How does one jump to the unfortunate conclusion that the reason for this settlement at termination, comes from a fault in the hiring process?  Before we begin to speculate, let’s be clear in our understanding that none of the facts related to this situation have been acknowledged or identified by the two primary parties in this case.

It does seem evident, however, that there are a few costly lessons to be learned from this case.

First and foremost, no matter how senior the position may be, is the person selected for the role truly skilled and qualified to meet the requirements of both the position and the organization?  Good human resource practices should ensure that hiring decisions are based on more than just professional reputation alone.

Second, are the terms of the employment contract, which solidifies the employment relationships at the time of hiring, reasonable and mutually beneficial? Typically, reasonable termination clauses are included in the employment contract signed and agreed to by both parties at the time of hire.  In this case, it seems that the benefit in the form of the amount of severance, which was provided as a result of the ‘mutually agreed’ termination of the employment relationship, rests with the departing employee.  From the perspective of an outsider to this particular situation, it appears to be out of proportion to the benefit gained by the university based on the amount of time the individual was employed.

Third, what is the organizational risk assessment and risk tolerance for a hiring decision that does not go as planned?  As HR practitioners, we do not spend enough time in the recruitment planning and hiring process to gauge the consequences of poor hiring decisions.  We should definitely be doing our due diligence homework at the time of hiring and include the risk of impact on organizational reputation when these types of situations do not go exactly as planned, especially when they end up in the public domain.

Discussion Questions:

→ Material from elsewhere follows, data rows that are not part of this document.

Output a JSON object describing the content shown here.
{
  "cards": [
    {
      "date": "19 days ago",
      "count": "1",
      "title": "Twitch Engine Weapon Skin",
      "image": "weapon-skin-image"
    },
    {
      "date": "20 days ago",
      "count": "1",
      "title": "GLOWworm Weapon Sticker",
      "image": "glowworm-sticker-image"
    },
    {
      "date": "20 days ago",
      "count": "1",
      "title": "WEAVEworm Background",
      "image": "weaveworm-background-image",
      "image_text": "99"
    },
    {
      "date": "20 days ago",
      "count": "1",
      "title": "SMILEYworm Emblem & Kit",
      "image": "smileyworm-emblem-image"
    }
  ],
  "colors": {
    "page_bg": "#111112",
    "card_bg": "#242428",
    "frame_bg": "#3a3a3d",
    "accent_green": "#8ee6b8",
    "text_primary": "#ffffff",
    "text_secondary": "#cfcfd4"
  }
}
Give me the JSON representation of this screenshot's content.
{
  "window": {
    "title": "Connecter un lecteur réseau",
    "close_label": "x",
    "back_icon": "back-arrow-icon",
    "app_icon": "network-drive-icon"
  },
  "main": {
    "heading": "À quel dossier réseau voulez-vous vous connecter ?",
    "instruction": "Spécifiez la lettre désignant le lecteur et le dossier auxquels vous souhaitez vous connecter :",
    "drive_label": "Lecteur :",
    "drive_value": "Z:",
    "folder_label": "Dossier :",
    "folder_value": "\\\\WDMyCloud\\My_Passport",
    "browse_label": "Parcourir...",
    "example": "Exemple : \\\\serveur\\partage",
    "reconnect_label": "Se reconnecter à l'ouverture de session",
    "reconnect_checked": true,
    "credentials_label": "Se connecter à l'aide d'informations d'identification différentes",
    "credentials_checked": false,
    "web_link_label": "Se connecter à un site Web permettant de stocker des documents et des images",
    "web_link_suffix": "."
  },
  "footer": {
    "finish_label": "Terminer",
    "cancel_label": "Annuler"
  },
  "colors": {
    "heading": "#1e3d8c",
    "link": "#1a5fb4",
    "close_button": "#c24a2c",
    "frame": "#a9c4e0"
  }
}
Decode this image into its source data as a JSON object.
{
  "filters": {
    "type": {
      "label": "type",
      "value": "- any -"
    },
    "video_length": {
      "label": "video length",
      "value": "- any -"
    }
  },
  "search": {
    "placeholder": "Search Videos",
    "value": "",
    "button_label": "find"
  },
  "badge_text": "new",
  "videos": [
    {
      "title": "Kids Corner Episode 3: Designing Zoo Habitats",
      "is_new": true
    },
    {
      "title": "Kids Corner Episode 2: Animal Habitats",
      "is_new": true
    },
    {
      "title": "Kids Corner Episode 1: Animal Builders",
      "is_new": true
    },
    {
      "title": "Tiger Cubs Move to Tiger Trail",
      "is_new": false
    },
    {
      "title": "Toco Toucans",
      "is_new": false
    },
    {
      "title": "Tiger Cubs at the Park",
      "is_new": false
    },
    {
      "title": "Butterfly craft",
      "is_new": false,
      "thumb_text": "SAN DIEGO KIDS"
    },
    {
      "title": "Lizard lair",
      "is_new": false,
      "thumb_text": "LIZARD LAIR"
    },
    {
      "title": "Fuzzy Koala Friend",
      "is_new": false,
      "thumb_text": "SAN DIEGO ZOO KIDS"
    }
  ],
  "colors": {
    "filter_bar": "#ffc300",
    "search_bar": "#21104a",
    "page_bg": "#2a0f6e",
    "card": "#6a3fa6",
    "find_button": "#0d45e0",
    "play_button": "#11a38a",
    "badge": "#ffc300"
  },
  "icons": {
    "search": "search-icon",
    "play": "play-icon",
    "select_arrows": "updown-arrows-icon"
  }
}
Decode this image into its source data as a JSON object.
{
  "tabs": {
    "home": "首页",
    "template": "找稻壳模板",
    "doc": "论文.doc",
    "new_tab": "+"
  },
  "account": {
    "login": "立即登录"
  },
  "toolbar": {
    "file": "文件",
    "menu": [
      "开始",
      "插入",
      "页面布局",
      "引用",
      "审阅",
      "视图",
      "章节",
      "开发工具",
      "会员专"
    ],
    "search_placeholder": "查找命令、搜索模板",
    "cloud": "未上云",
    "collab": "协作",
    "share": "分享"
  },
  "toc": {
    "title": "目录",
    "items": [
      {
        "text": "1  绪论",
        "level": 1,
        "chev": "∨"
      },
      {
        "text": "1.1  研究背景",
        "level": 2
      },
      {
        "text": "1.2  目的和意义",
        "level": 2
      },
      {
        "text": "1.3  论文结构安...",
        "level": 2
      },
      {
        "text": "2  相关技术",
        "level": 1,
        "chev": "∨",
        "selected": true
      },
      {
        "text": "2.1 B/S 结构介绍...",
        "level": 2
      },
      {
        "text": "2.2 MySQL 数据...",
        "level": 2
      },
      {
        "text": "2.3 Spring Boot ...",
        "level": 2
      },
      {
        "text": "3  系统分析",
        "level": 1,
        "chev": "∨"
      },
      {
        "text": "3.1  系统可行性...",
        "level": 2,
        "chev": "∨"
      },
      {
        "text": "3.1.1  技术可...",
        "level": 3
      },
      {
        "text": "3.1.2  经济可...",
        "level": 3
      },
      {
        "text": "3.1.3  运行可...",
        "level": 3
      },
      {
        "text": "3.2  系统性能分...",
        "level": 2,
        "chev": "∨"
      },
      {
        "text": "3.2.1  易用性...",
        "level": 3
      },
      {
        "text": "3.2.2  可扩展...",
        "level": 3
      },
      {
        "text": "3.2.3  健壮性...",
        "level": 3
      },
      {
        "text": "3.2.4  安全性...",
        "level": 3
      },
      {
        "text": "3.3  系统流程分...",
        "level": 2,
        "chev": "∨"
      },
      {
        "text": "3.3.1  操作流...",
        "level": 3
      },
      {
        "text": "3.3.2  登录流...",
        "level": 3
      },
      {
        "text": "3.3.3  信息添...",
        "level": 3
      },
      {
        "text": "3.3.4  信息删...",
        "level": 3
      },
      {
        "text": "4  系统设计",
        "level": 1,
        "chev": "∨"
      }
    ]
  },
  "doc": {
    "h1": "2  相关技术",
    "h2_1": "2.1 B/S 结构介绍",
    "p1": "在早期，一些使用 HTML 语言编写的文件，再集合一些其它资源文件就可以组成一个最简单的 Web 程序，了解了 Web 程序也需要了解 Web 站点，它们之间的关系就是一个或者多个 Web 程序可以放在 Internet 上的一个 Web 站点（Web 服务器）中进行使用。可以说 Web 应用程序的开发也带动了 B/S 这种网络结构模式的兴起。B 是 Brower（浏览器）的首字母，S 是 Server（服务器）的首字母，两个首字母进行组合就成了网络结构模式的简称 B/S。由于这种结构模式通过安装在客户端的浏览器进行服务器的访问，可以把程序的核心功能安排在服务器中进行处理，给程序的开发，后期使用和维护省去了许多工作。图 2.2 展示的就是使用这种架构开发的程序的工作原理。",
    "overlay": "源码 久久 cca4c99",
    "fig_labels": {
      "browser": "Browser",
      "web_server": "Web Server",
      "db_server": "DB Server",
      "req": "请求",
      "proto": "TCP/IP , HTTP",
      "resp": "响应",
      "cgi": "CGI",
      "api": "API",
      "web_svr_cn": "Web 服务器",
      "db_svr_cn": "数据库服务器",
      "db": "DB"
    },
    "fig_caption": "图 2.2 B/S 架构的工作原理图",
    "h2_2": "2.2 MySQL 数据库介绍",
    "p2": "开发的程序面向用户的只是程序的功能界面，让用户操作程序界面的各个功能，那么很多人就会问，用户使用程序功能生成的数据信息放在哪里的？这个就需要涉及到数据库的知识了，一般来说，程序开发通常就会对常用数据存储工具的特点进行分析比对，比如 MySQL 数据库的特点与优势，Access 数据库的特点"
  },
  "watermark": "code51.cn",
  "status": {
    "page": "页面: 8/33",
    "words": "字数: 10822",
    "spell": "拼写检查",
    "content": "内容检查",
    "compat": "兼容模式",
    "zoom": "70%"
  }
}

  1. As the HR advisor in this case, what processes or steps would you have put into place to prevent this situation from happening as it did?
  2. Do you think this level of executive severance pay out is appropriate? Why or why not?
  3. Identify three additional lessons learned from this case in relation to employment contracts and the hiring process.